In the context of black holes, this law means that the black hole singularities appear in the future, not in the past, large black holes merge and eat objects around, but they don't decay or emit objects, and this comment applies to light, too. That's why the white/black hole microstates always manifest themselves as black holes in the real world. After all, if they were white holes instead, black morons would also think it is a matter of discrimination because the famous white holes would be everywhere, they would be the key part of the Second Superstring Revolution, and black holes would be underrepresented. ;-)
Because I am not sure that this explanation will convince anyone in this crazy world, Mike Lazaridis should better rename his "BlackBerry" before it is too late. What about a "StrawBerry"? It's not perfect either. While BlackBerry is a nasty attack on a black man, StrawBerry could be an attack on a straw man. ;-)
Meanwhile, "black sheep of the family" should be renamed to a "white wolf of the family" and the "black swan" should become the "white blackbird". A subtle problem with this new notation is that the mostly black wolves are aggressive while the mostly white sheep are peaceful. (The color of devils and angels was simply copied from wolves and sheep.) It seems that Nature is racist Herself. Is it the time to destroy Her? Or is it enough to ban any talk about the color of sheep and wolves in public? :-)

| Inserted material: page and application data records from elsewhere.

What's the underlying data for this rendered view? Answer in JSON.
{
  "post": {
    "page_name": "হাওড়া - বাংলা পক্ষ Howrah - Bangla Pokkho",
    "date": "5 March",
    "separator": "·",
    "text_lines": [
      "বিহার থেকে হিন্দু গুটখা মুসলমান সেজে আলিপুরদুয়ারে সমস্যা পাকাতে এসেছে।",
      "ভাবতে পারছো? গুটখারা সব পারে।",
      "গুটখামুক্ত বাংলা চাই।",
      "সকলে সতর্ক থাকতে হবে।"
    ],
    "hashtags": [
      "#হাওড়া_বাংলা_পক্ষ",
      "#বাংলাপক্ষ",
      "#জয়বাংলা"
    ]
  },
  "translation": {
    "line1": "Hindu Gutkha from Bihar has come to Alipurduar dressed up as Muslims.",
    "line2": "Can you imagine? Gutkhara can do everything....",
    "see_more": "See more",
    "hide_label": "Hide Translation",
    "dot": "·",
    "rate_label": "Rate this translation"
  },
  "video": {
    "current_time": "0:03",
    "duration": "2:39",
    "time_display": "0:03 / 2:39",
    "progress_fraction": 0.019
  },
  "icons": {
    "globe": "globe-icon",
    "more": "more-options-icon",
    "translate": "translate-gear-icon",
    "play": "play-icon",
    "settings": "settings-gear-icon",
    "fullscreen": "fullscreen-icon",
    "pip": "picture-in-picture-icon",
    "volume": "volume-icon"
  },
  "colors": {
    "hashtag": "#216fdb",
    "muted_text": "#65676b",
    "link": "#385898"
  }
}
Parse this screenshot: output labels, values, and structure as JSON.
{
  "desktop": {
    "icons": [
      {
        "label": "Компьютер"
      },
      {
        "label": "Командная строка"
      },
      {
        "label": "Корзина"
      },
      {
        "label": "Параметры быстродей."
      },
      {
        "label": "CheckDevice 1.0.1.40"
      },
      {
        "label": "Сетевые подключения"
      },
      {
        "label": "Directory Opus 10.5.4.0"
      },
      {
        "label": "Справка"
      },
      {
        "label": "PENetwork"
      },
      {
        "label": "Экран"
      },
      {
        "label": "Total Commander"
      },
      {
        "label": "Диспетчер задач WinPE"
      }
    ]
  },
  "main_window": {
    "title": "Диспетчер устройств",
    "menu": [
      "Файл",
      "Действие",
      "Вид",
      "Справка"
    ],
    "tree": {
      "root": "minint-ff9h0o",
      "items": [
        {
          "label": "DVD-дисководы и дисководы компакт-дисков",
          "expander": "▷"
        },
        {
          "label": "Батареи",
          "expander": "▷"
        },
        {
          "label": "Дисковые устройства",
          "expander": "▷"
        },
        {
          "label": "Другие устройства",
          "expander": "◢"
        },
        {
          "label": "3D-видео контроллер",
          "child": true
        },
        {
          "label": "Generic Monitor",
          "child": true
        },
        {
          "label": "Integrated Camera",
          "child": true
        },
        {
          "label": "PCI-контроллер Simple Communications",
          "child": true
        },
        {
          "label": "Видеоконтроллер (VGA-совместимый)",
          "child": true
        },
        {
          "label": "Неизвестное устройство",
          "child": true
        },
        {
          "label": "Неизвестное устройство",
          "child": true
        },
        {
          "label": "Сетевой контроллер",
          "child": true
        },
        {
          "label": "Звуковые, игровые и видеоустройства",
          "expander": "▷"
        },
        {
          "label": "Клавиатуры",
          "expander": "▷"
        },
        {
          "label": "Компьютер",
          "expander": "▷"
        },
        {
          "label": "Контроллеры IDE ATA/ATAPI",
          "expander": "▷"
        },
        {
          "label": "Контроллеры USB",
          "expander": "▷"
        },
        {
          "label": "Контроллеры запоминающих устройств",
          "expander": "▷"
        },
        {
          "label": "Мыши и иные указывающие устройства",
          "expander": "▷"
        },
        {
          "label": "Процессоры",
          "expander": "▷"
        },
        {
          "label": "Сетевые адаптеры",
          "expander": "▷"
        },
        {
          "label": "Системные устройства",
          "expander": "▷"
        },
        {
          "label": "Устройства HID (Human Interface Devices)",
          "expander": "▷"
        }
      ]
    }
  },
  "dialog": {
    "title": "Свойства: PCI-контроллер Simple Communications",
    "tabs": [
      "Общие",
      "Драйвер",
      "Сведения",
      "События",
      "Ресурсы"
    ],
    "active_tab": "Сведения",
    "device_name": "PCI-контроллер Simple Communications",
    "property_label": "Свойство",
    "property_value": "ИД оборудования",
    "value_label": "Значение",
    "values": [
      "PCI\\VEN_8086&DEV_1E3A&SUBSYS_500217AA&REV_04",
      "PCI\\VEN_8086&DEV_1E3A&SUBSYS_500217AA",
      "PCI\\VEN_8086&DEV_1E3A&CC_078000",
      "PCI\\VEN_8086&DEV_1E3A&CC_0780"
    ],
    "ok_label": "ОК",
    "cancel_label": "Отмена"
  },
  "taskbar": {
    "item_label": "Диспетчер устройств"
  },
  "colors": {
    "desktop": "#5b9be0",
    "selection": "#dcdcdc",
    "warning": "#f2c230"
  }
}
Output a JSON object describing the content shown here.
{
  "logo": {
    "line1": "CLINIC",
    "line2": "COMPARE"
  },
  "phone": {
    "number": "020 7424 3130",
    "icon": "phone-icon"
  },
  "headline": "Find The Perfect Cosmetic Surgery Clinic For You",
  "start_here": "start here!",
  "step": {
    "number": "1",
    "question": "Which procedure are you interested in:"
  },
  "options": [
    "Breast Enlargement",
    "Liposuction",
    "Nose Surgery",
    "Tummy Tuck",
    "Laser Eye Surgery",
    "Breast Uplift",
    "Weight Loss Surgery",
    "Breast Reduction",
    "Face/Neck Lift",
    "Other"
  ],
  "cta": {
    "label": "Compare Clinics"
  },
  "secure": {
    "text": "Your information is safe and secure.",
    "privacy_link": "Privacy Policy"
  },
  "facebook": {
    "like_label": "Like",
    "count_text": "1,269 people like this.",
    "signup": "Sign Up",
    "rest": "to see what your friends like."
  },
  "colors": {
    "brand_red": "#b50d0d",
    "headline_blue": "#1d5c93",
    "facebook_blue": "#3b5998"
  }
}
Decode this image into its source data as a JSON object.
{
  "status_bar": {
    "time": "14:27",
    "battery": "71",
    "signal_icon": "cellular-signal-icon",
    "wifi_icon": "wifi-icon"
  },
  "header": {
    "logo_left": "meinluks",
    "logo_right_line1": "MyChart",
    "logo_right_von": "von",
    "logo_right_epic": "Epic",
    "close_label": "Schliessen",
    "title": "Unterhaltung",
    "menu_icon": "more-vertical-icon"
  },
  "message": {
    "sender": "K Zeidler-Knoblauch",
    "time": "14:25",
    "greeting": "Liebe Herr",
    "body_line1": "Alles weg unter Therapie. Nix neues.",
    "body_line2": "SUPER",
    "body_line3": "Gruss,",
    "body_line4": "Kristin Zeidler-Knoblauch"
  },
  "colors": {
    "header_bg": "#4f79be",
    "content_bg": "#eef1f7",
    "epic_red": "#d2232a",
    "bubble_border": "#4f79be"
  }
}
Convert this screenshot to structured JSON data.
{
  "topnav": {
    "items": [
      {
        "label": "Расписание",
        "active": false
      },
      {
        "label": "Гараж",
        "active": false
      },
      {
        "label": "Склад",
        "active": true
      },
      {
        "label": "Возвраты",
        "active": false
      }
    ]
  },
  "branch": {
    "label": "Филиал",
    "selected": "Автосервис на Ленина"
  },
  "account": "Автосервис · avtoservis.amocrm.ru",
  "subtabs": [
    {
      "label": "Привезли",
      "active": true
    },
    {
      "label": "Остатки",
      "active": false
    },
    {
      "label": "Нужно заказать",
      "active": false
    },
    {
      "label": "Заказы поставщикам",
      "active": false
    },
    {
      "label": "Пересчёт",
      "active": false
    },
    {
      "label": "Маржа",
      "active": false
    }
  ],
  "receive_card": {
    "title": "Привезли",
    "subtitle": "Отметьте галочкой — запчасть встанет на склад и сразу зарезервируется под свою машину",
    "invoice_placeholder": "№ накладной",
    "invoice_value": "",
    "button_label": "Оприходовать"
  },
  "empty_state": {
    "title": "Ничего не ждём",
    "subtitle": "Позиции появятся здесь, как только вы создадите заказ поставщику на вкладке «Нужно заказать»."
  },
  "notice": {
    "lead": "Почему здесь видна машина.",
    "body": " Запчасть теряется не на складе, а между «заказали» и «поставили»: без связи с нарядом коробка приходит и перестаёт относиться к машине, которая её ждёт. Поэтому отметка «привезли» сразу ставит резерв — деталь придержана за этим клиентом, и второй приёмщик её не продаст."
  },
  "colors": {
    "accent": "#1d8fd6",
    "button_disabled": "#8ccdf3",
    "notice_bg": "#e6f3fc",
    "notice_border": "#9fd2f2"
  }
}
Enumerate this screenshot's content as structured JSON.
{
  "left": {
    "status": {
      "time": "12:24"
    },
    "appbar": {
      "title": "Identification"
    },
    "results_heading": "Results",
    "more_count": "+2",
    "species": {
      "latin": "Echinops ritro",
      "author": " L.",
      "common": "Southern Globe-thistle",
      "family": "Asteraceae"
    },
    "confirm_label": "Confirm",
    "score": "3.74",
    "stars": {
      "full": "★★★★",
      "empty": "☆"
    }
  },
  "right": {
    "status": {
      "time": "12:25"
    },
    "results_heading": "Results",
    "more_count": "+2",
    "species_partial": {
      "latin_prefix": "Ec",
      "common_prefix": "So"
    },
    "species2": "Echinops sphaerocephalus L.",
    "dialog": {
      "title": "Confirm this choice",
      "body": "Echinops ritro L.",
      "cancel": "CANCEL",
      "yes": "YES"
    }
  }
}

Well, let's not joking about these matters too much because they are pretty serious. I agree with Mr Mayfield that anyone who is offended by the term "black hole" needs a serious psychiatric treatment. Poor Andy Strominger and Cumrun Vafa. They've been voting for junk left-wing politicians like Gore and Kerry throughout their lives and after decades, they find out that 90% of their famous papers are racist crap! ;-)